Just a few quick news notes for you on this Friday. Swords, Sandals, and Sex: I know I’ve been talking about Starz new series “Camelot” quite a bit lately, so today I’d like to highlight an excellent essay concerning its stylistic predecessor at the cable network: “Spartacus.” Academic and Patheos.com columnist P. Sufenas Virius Lupus has recently watched both seasons of “Spartacus,” and files this examination of how the show treats sex, history, and religion at his personal blog. “However, my main critique of the newer Spartacus isn’t its history, nor its sexuality (although more will be said on the latter in a moment), it is precisely the matter that Rome got right (even though some bits weren’t quite right in terms of timing, e.g. the taurobolium in the first episode)–the religious aspects of Spartacus: Blood and Sand and its successors is very off. In the 1960 Spartacus, the character of Crassus (a member of the First Triumvirate) says to the very young Julius Caesar at one point that he’d like to obtain a pigeon for a sacrifice, to which Caesar replies that he thought Crassus did not believe in the gods; Crassus replies, “Privately, I believe in none of them; publicly, I believe in them all!” And this is precisely the matter that the newer incarnation of Spartacus goes wrong on–it makes the matter of the gods too much about “belief,” when that is not what pre-creedal religion’s spirituality was based upon.”

True Blood’s “Year of the Witch”

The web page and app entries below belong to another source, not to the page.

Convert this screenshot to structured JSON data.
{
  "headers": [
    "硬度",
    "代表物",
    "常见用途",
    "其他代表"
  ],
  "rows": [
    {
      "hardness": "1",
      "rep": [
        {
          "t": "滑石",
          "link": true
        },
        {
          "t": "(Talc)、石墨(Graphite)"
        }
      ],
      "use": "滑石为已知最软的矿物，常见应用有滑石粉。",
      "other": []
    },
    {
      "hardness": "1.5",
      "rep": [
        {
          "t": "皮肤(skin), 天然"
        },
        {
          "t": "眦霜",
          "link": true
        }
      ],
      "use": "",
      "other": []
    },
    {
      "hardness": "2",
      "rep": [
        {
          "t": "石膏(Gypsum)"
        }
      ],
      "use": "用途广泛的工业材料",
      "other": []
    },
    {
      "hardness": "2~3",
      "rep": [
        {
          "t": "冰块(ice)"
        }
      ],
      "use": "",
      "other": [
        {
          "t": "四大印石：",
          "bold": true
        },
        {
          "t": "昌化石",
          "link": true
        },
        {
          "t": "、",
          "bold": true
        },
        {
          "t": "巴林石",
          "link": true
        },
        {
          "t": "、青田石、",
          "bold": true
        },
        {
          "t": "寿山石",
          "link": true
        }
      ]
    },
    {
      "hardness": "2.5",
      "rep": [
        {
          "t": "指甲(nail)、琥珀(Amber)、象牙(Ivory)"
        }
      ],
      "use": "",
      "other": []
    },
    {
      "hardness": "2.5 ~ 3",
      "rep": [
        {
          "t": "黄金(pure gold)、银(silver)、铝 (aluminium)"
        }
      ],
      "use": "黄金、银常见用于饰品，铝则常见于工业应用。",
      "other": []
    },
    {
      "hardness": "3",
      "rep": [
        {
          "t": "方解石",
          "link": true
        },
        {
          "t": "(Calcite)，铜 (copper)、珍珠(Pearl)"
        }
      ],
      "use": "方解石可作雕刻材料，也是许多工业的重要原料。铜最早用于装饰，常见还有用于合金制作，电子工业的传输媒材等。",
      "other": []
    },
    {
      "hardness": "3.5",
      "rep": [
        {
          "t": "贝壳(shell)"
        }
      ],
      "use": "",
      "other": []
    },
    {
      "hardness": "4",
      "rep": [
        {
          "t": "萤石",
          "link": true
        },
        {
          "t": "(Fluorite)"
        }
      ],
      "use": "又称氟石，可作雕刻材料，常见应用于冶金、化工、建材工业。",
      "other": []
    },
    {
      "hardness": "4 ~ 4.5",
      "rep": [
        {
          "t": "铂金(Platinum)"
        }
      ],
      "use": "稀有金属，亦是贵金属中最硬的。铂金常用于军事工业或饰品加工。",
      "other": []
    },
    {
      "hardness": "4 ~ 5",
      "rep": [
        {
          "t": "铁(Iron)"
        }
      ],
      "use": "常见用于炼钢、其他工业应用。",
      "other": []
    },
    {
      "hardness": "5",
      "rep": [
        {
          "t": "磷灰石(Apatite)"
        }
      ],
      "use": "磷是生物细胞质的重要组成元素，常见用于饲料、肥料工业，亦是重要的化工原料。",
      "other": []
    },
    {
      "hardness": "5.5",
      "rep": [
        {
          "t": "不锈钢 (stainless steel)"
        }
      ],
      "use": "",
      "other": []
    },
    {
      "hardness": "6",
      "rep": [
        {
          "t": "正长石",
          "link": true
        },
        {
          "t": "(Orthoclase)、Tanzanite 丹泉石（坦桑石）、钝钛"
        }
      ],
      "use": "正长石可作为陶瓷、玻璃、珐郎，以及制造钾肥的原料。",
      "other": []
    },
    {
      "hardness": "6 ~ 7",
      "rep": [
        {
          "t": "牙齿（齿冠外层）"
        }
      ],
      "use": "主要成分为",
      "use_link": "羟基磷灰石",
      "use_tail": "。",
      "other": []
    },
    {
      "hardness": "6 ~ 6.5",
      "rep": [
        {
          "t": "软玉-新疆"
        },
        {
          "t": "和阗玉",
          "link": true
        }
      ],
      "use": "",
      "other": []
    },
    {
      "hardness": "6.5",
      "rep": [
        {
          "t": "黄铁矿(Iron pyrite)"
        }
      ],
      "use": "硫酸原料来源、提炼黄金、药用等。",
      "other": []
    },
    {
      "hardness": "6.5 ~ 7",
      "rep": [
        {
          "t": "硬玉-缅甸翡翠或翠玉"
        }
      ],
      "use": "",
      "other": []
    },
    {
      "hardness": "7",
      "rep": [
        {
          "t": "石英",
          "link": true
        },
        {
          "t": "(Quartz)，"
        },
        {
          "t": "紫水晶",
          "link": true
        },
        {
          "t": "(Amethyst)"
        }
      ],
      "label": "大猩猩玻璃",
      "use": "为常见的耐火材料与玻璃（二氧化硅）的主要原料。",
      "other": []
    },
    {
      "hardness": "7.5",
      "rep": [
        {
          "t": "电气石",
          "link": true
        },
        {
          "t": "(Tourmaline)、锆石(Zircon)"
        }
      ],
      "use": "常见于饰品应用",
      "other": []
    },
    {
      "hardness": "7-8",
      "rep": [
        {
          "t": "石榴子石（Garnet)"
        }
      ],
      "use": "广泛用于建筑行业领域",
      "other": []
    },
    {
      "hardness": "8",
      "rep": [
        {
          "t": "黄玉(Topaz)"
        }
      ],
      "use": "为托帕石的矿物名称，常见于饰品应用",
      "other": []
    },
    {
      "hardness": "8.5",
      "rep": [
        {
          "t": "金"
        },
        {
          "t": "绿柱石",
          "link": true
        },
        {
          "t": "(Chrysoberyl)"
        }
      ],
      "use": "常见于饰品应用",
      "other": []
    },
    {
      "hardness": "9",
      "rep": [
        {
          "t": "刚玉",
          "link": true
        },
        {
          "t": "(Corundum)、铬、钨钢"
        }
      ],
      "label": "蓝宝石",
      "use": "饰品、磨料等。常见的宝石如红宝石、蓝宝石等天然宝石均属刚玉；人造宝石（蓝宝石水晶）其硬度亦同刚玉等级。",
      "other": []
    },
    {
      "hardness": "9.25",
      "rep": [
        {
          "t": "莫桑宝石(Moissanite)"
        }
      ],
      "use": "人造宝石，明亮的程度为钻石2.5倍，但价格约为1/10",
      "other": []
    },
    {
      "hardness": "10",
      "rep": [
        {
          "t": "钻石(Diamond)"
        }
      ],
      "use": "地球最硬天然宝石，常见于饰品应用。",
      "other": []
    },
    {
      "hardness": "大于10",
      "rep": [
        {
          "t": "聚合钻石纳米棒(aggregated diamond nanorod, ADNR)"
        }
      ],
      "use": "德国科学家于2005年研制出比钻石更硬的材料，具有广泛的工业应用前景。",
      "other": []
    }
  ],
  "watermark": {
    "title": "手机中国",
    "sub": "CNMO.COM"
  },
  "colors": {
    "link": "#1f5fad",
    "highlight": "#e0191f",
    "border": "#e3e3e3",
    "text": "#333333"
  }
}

The sexy vampire phenomenon (as opposed to the sparkly vampire phenomenon) True Blood (based on The Southern Vampire Mysteries novels by Charlaine Harris) has grown a respectable cult audience as it ends its third season on HBO, and while the show has flirted with Pagan themes before, that’s going to become much more explicit when season 4 starts. Creator/producer Alan Ball says that next year will be the “year of the witch”, and they have introduced Holly Clearly, a “Wiccan” character who will play a bigger role in season 4. Played by Lauren Bowles, she talks to Movieweb about her role, and the religion of Wicca, and it’s pretty clear she doesn’t know much more than what the script tells her. “I haven’t gone to Wiccan ceremonies, I must admit. I have done my own perusing.